Segment Start: Data provided

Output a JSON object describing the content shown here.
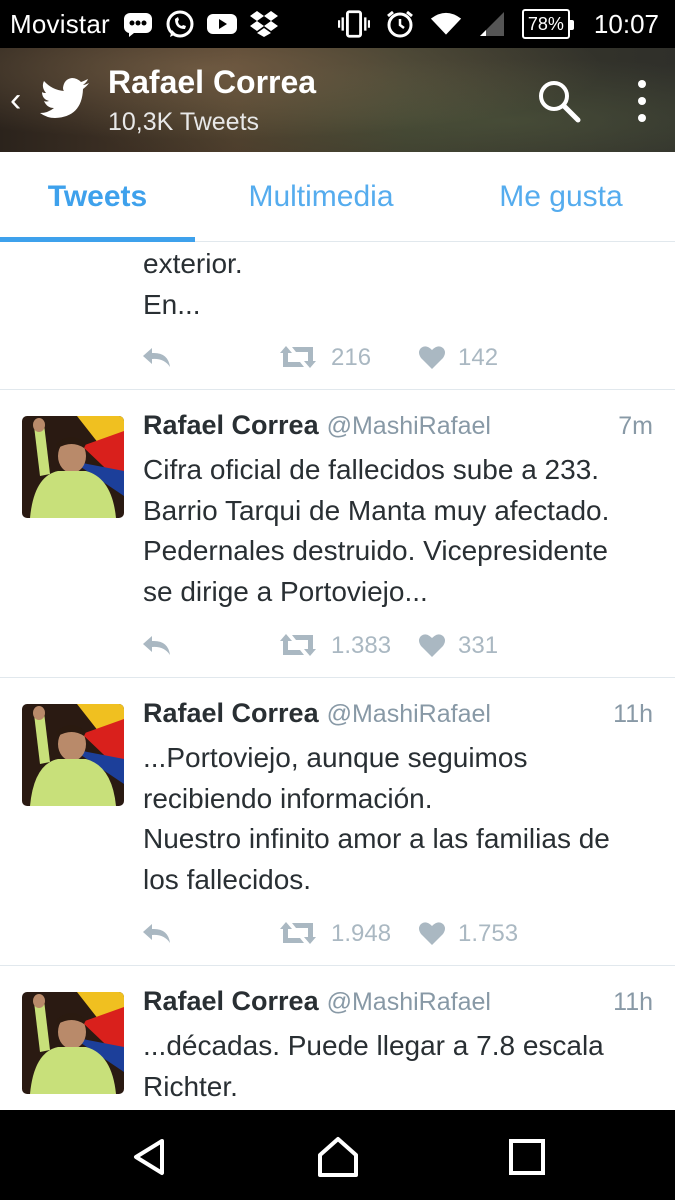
{
  "statusbar": {
    "carrier": "Movistar",
    "battery": "78%",
    "time": "10:07",
    "icons": [
      "bbm-icon",
      "whatsapp-icon",
      "youtube-icon",
      "dropbox-icon",
      "vibrate-icon",
      "alarm-icon",
      "wifi-icon",
      "signal-icon",
      "battery-icon"
    ]
  },
  "header": {
    "title": "Rafael Correa",
    "subtitle": "10,3K Tweets"
  },
  "tabs": [
    {
      "label": "Tweets",
      "active": true
    },
    {
      "label": "Multimedia",
      "active": false
    },
    {
      "label": "Me gusta",
      "active": false
    }
  ],
  "tweets": [
    {
      "name": "",
      "handle": "",
      "time": "",
      "text": "exterior.\nEn...",
      "retweets": "216",
      "likes": "142",
      "partial": true
    },
    {
      "name": "Rafael Correa",
      "handle": "@MashiRafael",
      "time": "7m",
      "text": "Cifra oficial de fallecidos sube a 233.\nBarrio Tarqui de Manta muy afectado.\nPedernales destruido. Vicepresidente\nse dirige a Portoviejo...",
      "retweets": "1.383",
      "likes": "331"
    },
    {
      "name": "Rafael Correa",
      "handle": "@MashiRafael",
      "time": "11h",
      "text": "...Portoviejo, aunque seguimos\nrecibiendo información.\nNuestro infinito amor a las familias de\nlos fallecidos.",
      "retweets": "1.948",
      "likes": "1.753"
    },
    {
      "name": "Rafael Correa",
      "handle": "@MashiRafael",
      "time": "11h",
      "text": "...décadas. Puede llegar a 7.8 escala\nRichter.",
      "retweets": "",
      "likes": ""
    }
  ],
  "colors": {
    "accent": "#3ea1ec",
    "text": "#292f33",
    "muted": "#8899a6",
    "action": "#aab8c2"
  }
}
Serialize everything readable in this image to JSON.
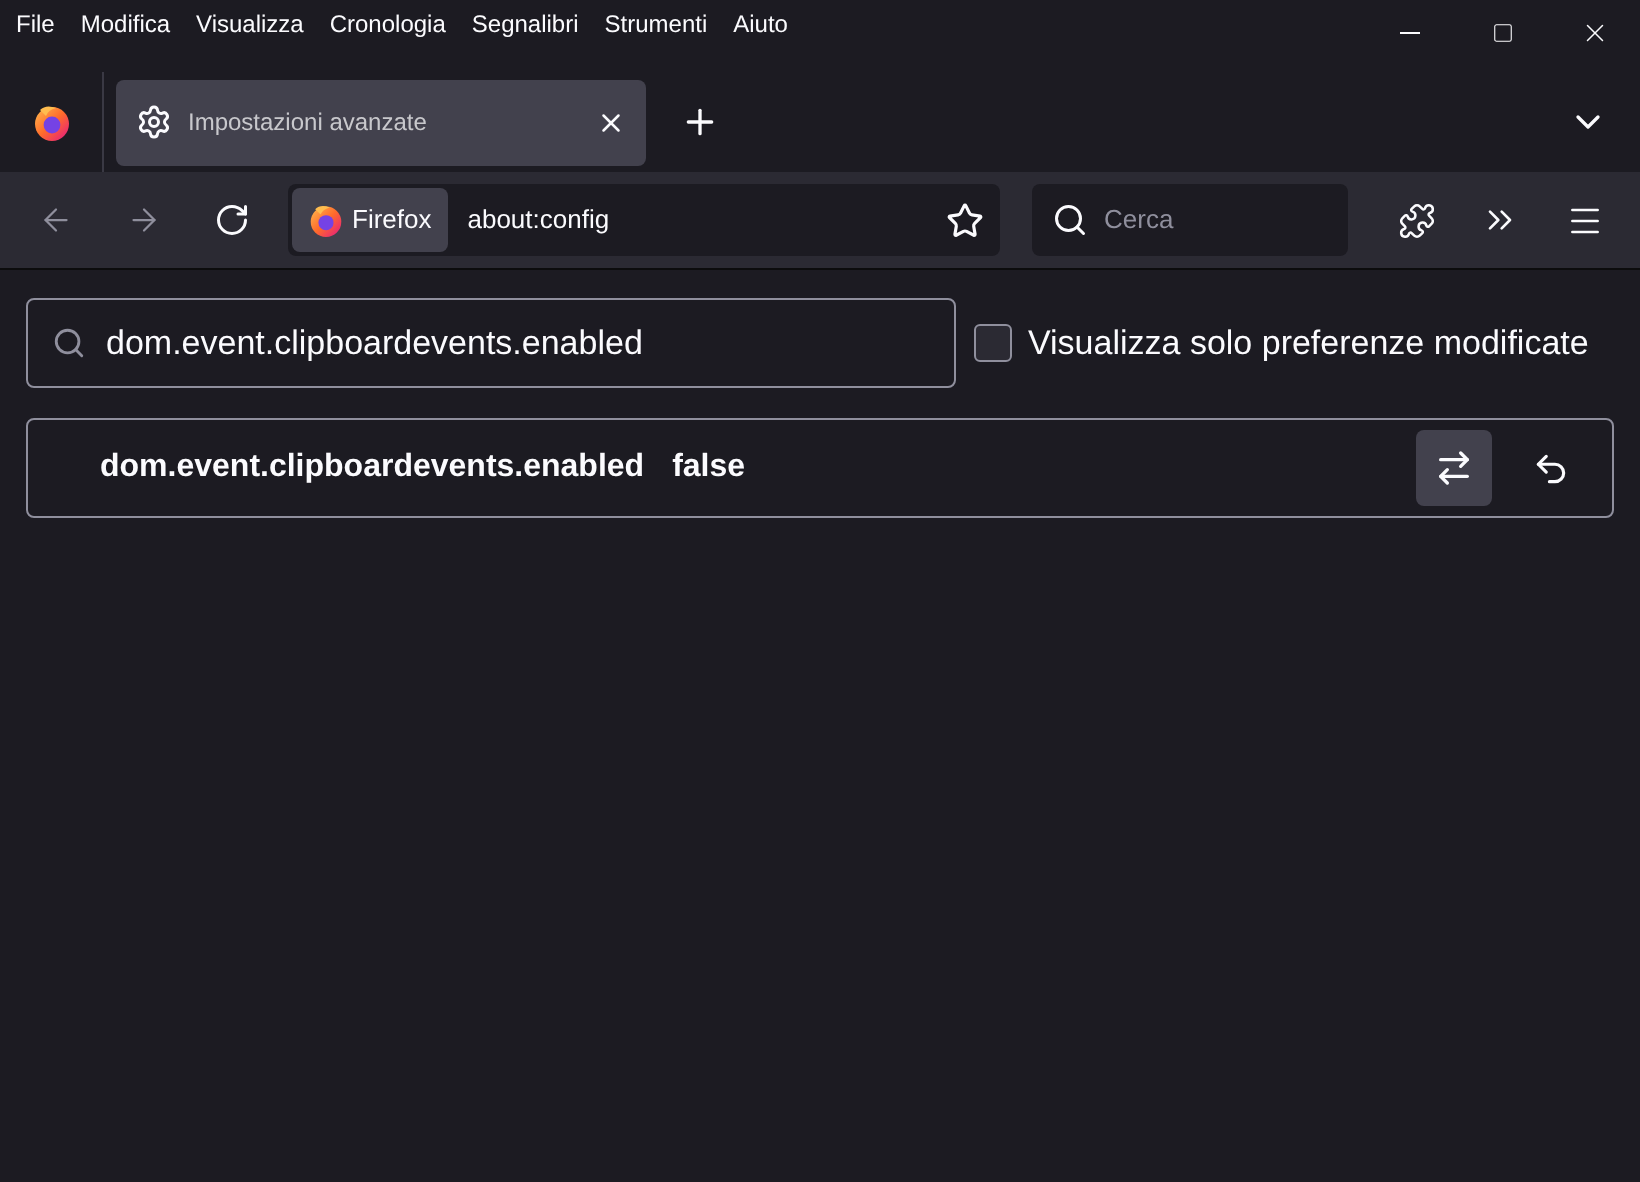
{
  "menu_bar": [
    "File",
    "Modifica",
    "Visualizza",
    "Cronologia",
    "Segnalibri",
    "Strumenti",
    "Aiuto"
  ],
  "tabs": [
    {
      "label": "Impostazioni avanzate",
      "selected": true
    }
  ],
  "toolbar": {
    "identity": "Firefox",
    "url": "about:config",
    "search": {
      "placeholder": "Cerca"
    }
  },
  "config": {
    "search": {
      "value": "dom.event.clipboardevents.enabled"
    },
    "filter": {
      "label": "Visualizza solo preferenze modificate",
      "checked": false
    },
    "preferences": [
      {
        "name": "dom.event.clipboardevents.enabled",
        "value": "false"
      }
    ]
  }
}
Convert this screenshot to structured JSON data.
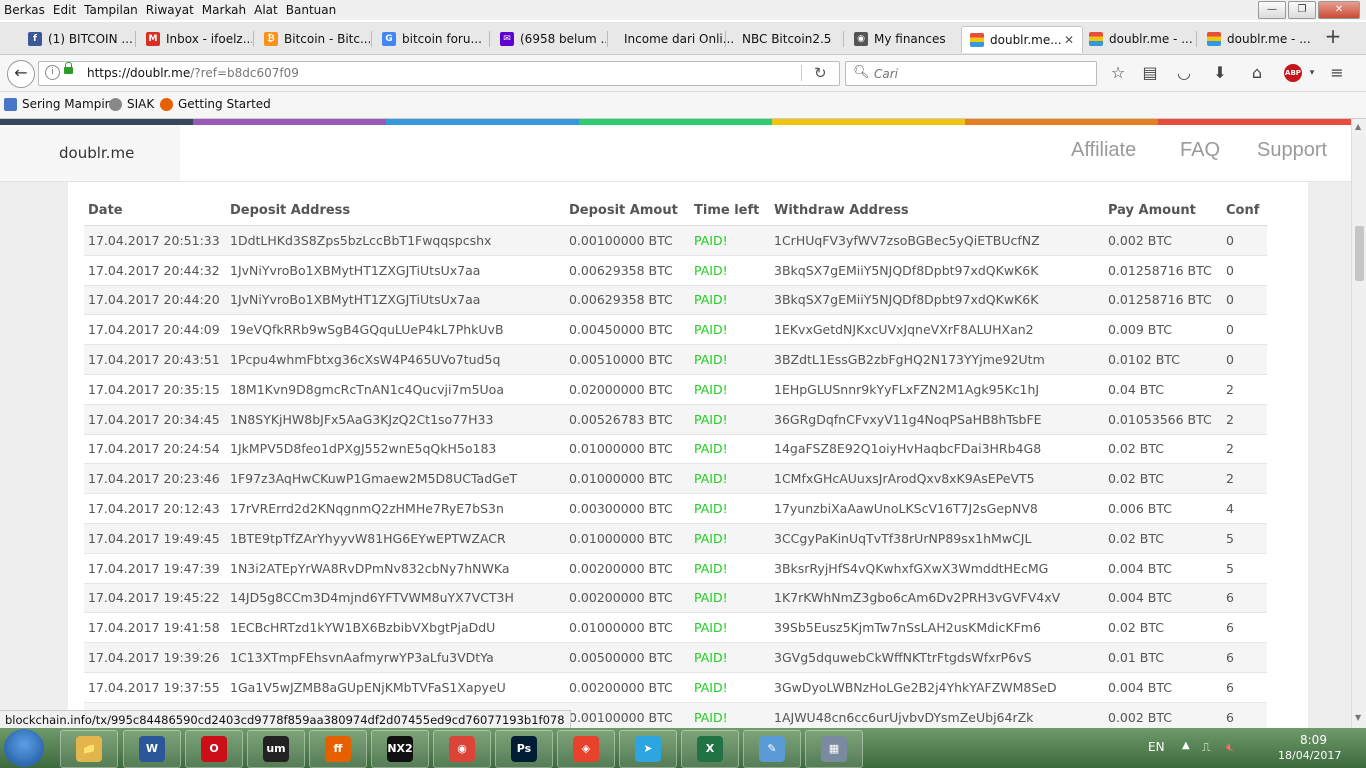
{
  "menu": [
    "Berkas",
    "Edit",
    "Tampilan",
    "Riwayat",
    "Markah",
    "Alat",
    "Bantuan"
  ],
  "window_controls": {
    "minimize": "—",
    "maximize": "❐",
    "close": "✕"
  },
  "tabs": [
    {
      "label": "(1) BITCOIN ...",
      "icon": "facebook-icon",
      "color": "#3b5998",
      "glyph": "f"
    },
    {
      "label": "Inbox - ifoelz...",
      "icon": "gmail-icon",
      "color": "#d93025",
      "glyph": "M"
    },
    {
      "label": "Bitcoin - Bitc...",
      "icon": "bitcoin-icon",
      "color": "#f7931a",
      "glyph": "₿"
    },
    {
      "label": "bitcoin foru...",
      "icon": "google-icon",
      "color": "#4285f4",
      "glyph": "G"
    },
    {
      "label": "(6958 belum ...",
      "icon": "yahoo-mail-icon",
      "color": "#5f01d1",
      "glyph": "✉"
    },
    {
      "label": "Income dari Onli...",
      "icon": "",
      "color": "",
      "glyph": ""
    },
    {
      "label": "NBC Bitcoin2.5",
      "icon": "",
      "color": "",
      "glyph": ""
    },
    {
      "label": "My finances",
      "icon": "globe-icon",
      "color": "#555555",
      "glyph": "◉"
    },
    {
      "label": "doublr.me...",
      "icon": "doublr-icon",
      "color": "#4caf50",
      "glyph": ""
    },
    {
      "label": "doublr.me - ...",
      "icon": "doublr-icon",
      "color": "#4caf50",
      "glyph": ""
    },
    {
      "label": "doublr.me - ...",
      "icon": "doublr-icon",
      "color": "#4caf50",
      "glyph": ""
    }
  ],
  "new_tab": "+",
  "address": {
    "host": "https://doublr.me",
    "rest": "/?ref=b8dc607f09"
  },
  "search": {
    "placeholder": "Cari"
  },
  "bookmarks": [
    {
      "label": "Sering Mampir",
      "icon": "bookmark-folder-icon",
      "color": "#4a76c8"
    },
    {
      "label": "SIAK",
      "icon": "globe-icon",
      "color": "#888888"
    },
    {
      "label": "Getting Started",
      "icon": "firefox-icon",
      "color": "#e66000"
    }
  ],
  "strip_colors": [
    "#34495e",
    "#9b59b6",
    "#3498db",
    "#2ecc71",
    "#f1c40f",
    "#e67e22",
    "#e74c3c"
  ],
  "site": {
    "brand": "doublr.me",
    "nav": [
      "Affiliate",
      "FAQ",
      "Support"
    ]
  },
  "table": {
    "headers": [
      "Date",
      "Deposit Address",
      "Deposit Amout",
      "Time left",
      "Withdraw Address",
      "Pay Amount",
      "Conf"
    ],
    "rows": [
      [
        "17.04.2017 20:51:33",
        "1DdtLHKd3S8Zps5bzLccBbT1Fwqqspcshx",
        "0.00100000 BTC",
        "PAID!",
        "1CrHUqFV3yfWV7zsoBGBec5yQiETBUcfNZ",
        "0.002 BTC",
        "0"
      ],
      [
        "17.04.2017 20:44:32",
        "1JvNiYvroBo1XBMytHT1ZXGJTiUtsUx7aa",
        "0.00629358 BTC",
        "PAID!",
        "3BkqSX7gEMiiY5NJQDf8Dpbt97xdQKwK6K",
        "0.01258716 BTC",
        "0"
      ],
      [
        "17.04.2017 20:44:20",
        "1JvNiYvroBo1XBMytHT1ZXGJTiUtsUx7aa",
        "0.00629358 BTC",
        "PAID!",
        "3BkqSX7gEMiiY5NJQDf8Dpbt97xdQKwK6K",
        "0.01258716 BTC",
        "0"
      ],
      [
        "17.04.2017 20:44:09",
        "19eVQfkRRb9wSgB4GQquLUeP4kL7PhkUvB",
        "0.00450000 BTC",
        "PAID!",
        "1EKvxGetdNJKxcUVxJqneVXrF8ALUHXan2",
        "0.009 BTC",
        "0"
      ],
      [
        "17.04.2017 20:43:51",
        "1Pcpu4whmFbtxg36cXsW4P465UVo7tud5q",
        "0.00510000 BTC",
        "PAID!",
        "3BZdtL1EssGB2zbFgHQ2N173YYjme92Utm",
        "0.0102 BTC",
        "0"
      ],
      [
        "17.04.2017 20:35:15",
        "18M1Kvn9D8gmcRcTnAN1c4Qucvji7m5Uoa",
        "0.02000000 BTC",
        "PAID!",
        "1EHpGLUSnnr9kYyFLxFZN2M1Agk95Kc1hJ",
        "0.04 BTC",
        "2"
      ],
      [
        "17.04.2017 20:34:45",
        "1N8SYKjHW8bJFx5AaG3KJzQ2Ct1so77H33",
        "0.00526783 BTC",
        "PAID!",
        "36GRgDqfnCFvxyV11g4NoqPSaHB8hTsbFE",
        "0.01053566 BTC",
        "2"
      ],
      [
        "17.04.2017 20:24:54",
        "1JkMPV5D8feo1dPXgJ552wnE5qQkH5o183",
        "0.01000000 BTC",
        "PAID!",
        "14gaFSZ8E92Q1oiyHvHaqbcFDai3HRb4G8",
        "0.02 BTC",
        "2"
      ],
      [
        "17.04.2017 20:23:46",
        "1F97z3AqHwCKuwP1Gmaew2M5D8UCTadGeT",
        "0.01000000 BTC",
        "PAID!",
        "1CMfxGHcAUuxsJrArodQxv8xK9AsEPeVT5",
        "0.02 BTC",
        "2"
      ],
      [
        "17.04.2017 20:12:43",
        "17rVRErrd2d2KNqgnmQ2zHMHe7RyE7bS3n",
        "0.00300000 BTC",
        "PAID!",
        "17yunzbiXaAawUnoLKScV16T7J2sGepNV8",
        "0.006 BTC",
        "4"
      ],
      [
        "17.04.2017 19:49:45",
        "1BTE9tpTfZArYhyyvW81HG6EYwEPTWZACR",
        "0.01000000 BTC",
        "PAID!",
        "3CCgyPaKinUqTvTf38rUrNP89sx1hMwCJL",
        "0.02 BTC",
        "5"
      ],
      [
        "17.04.2017 19:47:39",
        "1N3i2ATEpYrWA8RvDPmNv832cbNy7hNWKa",
        "0.00200000 BTC",
        "PAID!",
        "3BksrRyjHfS4vQKwhxfGXwX3WmddtHEcMG",
        "0.004 BTC",
        "5"
      ],
      [
        "17.04.2017 19:45:22",
        "14JD5g8CCm3D4mjnd6YFTVWM8uYX7VCT3H",
        "0.00200000 BTC",
        "PAID!",
        "1K7rKWhNmZ3gbo6cAm6Dv2PRH3vGVFV4xV",
        "0.004 BTC",
        "6"
      ],
      [
        "17.04.2017 19:41:58",
        "1ECBcHRTzd1kYW1BX6BzbibVXbgtPjaDdU",
        "0.01000000 BTC",
        "PAID!",
        "39Sb5Eusz5KjmTw7nSsLAH2usKMdicKFm6",
        "0.02 BTC",
        "6"
      ],
      [
        "17.04.2017 19:39:26",
        "1C13XTmpFEhsvnAafmyrwYP3aLfu3VDtYa",
        "0.00500000 BTC",
        "PAID!",
        "3GVg5dquwebCkWffNKTtrFtgdsWfxrP6vS",
        "0.01 BTC",
        "6"
      ],
      [
        "17.04.2017 19:37:55",
        "1Ga1V5wJZMB8aGUpENjKMbTVFaS1XapyeU",
        "0.00200000 BTC",
        "PAID!",
        "3GwDyoLWBNzHoLGe2B2j4YhkYAFZWM8SeD",
        "0.004 BTC",
        "6"
      ],
      [
        "",
        "",
        "0.00100000 BTC",
        "PAID!",
        "1AJWU48cn6cc6urUjvbvDYsmZeUbj64rZk",
        "0.002 BTC",
        "6"
      ]
    ]
  },
  "status_url": "blockchain.info/tx/995c84486590cd2403cd9778f859aa380974df2d07455ed9cd76077193b1f078",
  "taskbar": {
    "apps": [
      {
        "name": "explorer-icon",
        "glyph": "📁",
        "color": "#e2b64a"
      },
      {
        "name": "word-icon",
        "glyph": "W",
        "color": "#2b579a"
      },
      {
        "name": "opera-icon",
        "glyph": "O",
        "color": "#cc0f16"
      },
      {
        "name": "um-icon",
        "glyph": "um",
        "color": "#222222"
      },
      {
        "name": "firefox-icon",
        "glyph": "ff",
        "color": "#e66000"
      },
      {
        "name": "nx2-icon",
        "glyph": "NX2",
        "color": "#111111"
      },
      {
        "name": "chrome-icon",
        "glyph": "◉",
        "color": "#db4437"
      },
      {
        "name": "photoshop-icon",
        "glyph": "Ps",
        "color": "#001d34"
      },
      {
        "name": "screen-recorder-icon",
        "glyph": "◈",
        "color": "#e8412c"
      },
      {
        "name": "telegram-icon",
        "glyph": "➤",
        "color": "#2ca5e0"
      },
      {
        "name": "excel-icon",
        "glyph": "X",
        "color": "#217346"
      },
      {
        "name": "notes-icon",
        "glyph": "✎",
        "color": "#5a9bd5"
      },
      {
        "name": "calculator-icon",
        "glyph": "▦",
        "color": "#7a8aa0"
      }
    ],
    "lang": "EN",
    "time": "8:09",
    "date": "18/04/2017"
  }
}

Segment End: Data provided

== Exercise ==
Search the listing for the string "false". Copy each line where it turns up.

== Written answer ==
      "active": false
      "active": false
      "checked": false
        "value": "false"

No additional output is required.